A resolution approved Wednesday will effectively bar many sodas and Gatorade products from vending machines in Montgomery County parks.
The proposal endorsed by the Maryland-National Capital Park and Planning Commission sets caps for calorie and sodium content in snacks and drinks. Health advocates earlier this week had been concerned about proposed amendments that would’ve raised the limits from 250 to 290 calories and from 200 to 270 milligrams of sodium.
These adjustments would’ve allowed the stocking of 20-ounce bottles of Mountain Dew, Fanta and Minute Maid lemonade in the park system’s roughly 35 vending machines in Montgomery County.
However, M-NCPPC decided to reject the changes and stick with the earlier version of its plan.
“When kids and families visit parks and recreation facilities in Montgomery and Prince George’s counties, they deserve the opportunity to choose healthy options so that they can maintain the benefits of physical activity as they refuel and rehydrate,” Shawn McIntosh, executive director of Sugar Free Kids Maryland, said in a prepared statement.
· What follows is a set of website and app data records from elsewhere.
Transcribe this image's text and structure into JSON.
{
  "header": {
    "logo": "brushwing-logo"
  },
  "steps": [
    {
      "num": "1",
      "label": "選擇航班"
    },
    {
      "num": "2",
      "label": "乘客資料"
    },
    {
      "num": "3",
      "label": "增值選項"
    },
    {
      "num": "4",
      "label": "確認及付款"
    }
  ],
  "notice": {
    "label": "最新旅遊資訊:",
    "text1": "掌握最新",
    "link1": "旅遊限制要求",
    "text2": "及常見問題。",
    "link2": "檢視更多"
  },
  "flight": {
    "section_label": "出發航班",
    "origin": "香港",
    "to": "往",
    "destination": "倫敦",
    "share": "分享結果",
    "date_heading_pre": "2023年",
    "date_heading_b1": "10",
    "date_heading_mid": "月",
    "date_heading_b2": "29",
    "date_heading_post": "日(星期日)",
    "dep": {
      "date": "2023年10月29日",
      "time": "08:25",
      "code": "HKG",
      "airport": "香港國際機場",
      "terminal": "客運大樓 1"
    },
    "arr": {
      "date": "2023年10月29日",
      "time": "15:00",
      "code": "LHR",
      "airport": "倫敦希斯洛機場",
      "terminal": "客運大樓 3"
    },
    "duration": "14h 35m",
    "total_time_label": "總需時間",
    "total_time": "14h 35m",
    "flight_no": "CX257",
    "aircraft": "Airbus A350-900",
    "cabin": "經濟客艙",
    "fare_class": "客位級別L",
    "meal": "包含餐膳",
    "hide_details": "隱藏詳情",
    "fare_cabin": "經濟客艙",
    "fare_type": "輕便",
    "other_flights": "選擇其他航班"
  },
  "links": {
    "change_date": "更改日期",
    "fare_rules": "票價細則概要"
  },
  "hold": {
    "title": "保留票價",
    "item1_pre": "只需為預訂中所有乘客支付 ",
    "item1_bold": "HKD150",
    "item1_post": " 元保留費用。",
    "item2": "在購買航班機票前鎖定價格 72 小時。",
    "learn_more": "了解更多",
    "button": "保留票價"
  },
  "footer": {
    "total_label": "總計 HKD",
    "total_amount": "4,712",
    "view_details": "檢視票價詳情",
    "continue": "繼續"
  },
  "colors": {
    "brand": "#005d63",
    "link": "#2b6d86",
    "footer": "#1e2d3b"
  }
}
McIntosh’s group advocated for the resolution and fought the proposed amendments.
Beverage industry representatives had argued the proposed limits restricted customer choice and had the consequence of eliminating some locally manufactured products from vending machines.
In addition to setting caps, the resolution also establishes nutritional targets for at least half the vending machine products. To qualify as a “healthy food choice,” a product must contain fewer than 200 calories and derive less than 35 percent of the calories from fat, less than 10 percent from saturated fat and less than 35 percent from sugar. Healthy beverages should have fewer than 40 calories, with an exception for milk and certain juices, according to the resolution.
These health targets will apply to new and renewed vending machine contracts beginning in July.